Perspective: Have Faith, Not Fear –

“The only thing we have to fear is fear itself”

When President Roosevelt voiced these words he certainly was not referring to recent events, but maybe he should have been. In the aftermath of Sept. 11 a fear has gripped the American Economy and threatens to undermine the growth we have all enjoyed for the past several decades. Nowhere has this fear been more evident than in New York City-undoubtedly the site hardest hit by the assaults.

Fear comes in many forms and manifests itself in many ways. Among the more common forms of fear are: fear of the uncertain, fear of the unexpected, fear of failure, and, perhaps most importantly for us here in New York, fear of confronting the truth. This last fear may be the most insidious. It allows one to live inside one’s delusions until forced to face reality.

Sept. 11 was an external shock to a system already in correction. In the wake of the attacks a fear of uncertainty settled in. When might the economy recover? How would Americans respond? Nowhere was that more evident than in New York, where the New York Stock Exchange closed for four days, its longest closure since the Great Depression.

New Yorkers, however, are a resilient bunch. Several days after the initial shock wore off, life began to show some semblance of its former self. As New York and the rest of the country began to recover from the trauma of the attacks, threats of further assaults began to weigh heavy upon us. Fear of the uncertain quickly gave way to fear of the unexpected. Who could hear a jet fly overhead and not look up? Who could open a piece of mail and not wonder? Individuals became more concerned with personal safety than with economic recovery. Corporate offices tuned to CNN daily, and building evacuations became the norm, making it difficult to return to the normally frenetic pace of the New York business community.

Double Whammy

Sept. 11 and the demise of the dot-com era dampened the enthusiasm for entrepreneurship in New York and throughout the country. The aftermath of the attacks quickened the fall of Silicon Alley and the Internet media companies that were its raison d’etre.

Without entrepreneurial activity, the American way of life and certainly that of New Yorkers is in jeopardy. Our capitalist system is predicated upon the concept of growth. All one needs to do is compare consumer debt with consumer savings to understand the psychology. Americans mortgage the future to live for today; growth is an essential element to ensure that the bill for that mortgage does not come due before there is an ability to pay it.

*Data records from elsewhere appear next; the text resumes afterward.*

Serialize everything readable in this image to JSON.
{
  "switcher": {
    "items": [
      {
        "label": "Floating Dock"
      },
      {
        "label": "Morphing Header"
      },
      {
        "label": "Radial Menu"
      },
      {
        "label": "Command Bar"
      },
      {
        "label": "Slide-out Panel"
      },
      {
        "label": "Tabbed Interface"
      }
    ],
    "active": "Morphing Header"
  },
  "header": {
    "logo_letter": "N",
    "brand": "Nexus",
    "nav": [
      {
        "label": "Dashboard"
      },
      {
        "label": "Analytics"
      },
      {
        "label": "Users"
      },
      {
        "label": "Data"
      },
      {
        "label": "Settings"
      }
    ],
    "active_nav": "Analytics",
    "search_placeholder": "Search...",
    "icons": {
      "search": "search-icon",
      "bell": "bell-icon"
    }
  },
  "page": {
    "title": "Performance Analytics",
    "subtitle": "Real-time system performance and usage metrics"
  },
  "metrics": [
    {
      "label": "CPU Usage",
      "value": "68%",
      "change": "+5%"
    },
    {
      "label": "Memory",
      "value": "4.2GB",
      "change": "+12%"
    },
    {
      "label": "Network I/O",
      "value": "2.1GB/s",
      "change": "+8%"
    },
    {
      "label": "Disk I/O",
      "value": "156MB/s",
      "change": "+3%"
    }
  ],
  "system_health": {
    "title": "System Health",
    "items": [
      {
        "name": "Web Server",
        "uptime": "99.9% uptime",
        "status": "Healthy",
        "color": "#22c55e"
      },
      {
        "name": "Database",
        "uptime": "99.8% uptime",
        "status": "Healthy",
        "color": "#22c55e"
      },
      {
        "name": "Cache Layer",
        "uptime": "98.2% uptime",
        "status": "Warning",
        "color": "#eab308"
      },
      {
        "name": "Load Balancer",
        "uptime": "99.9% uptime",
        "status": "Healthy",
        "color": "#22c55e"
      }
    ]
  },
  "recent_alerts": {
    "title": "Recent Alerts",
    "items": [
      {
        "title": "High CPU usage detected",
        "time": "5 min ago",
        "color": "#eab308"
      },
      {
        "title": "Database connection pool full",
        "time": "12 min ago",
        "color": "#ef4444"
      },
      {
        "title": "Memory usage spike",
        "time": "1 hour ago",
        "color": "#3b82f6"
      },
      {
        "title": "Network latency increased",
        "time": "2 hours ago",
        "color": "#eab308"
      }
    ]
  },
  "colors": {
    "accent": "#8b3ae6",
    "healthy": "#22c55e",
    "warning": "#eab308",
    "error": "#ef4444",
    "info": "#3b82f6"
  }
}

We cannot succumb to fear of failure. One accomplished venture capitalist once said that if one studied a business plan long enough one would realize that it should in all likelihood fail. Instead of following this principle, this venture capitalist cast aside his fears and had faith that a few good ideas might just succeed. It is this same faith in the future and in new business endeavors that has been challenged by the events of the recent past. This has manifested itself in an unwillingness of those whom the economy most needs-investors-to support the future. Both individual and institutional investors have shied away from making the long-term investment commitments that will rekindle the economy’s growth. As evidenced by the decline in the stock markets and private equity investments, America is suffering from a short-term focus and a fear of failure. This has been exacerbated in New York, where so much of the economy’s health is dependent on the health of the financial markets.

The Truth Is Out There

We now suffer from fear of confronting the truth. The traditional engines of the New York economy-the financial and media industries-have stalled, yet housing prices remain at historically high levels and consumer spending continues unabated. At some point there must be an adjustment of expectations. New York, like of the rest of the country, will experience its share of difficult economic times. We must confront this reality.

While the past year has been challenging and the worst may not yet be over, there is nothing inherently wrong with New York or with the economy as a whole. Economies go through cycles. Perhaps the current downturn is particularly painful, especially when measured against the unrealistic and unsustainable euphoria that characterized the late 1990s, but New York and the country will recover. They will grow and we will prosper. New York has always demonstrated an ability to bounce back, to overcome any obstacle. What we must remember is not to give into our fears; we must commit to move forward, we must have faith in the future and all the possibility it holds.

Darryl Wash is managing partner of Ascend Venture Group, an early-stage VC in New York City. He sits on the boards of PreEnroll Inc., Optate Inc., InZap Inc. and Pennoyer Capital Management.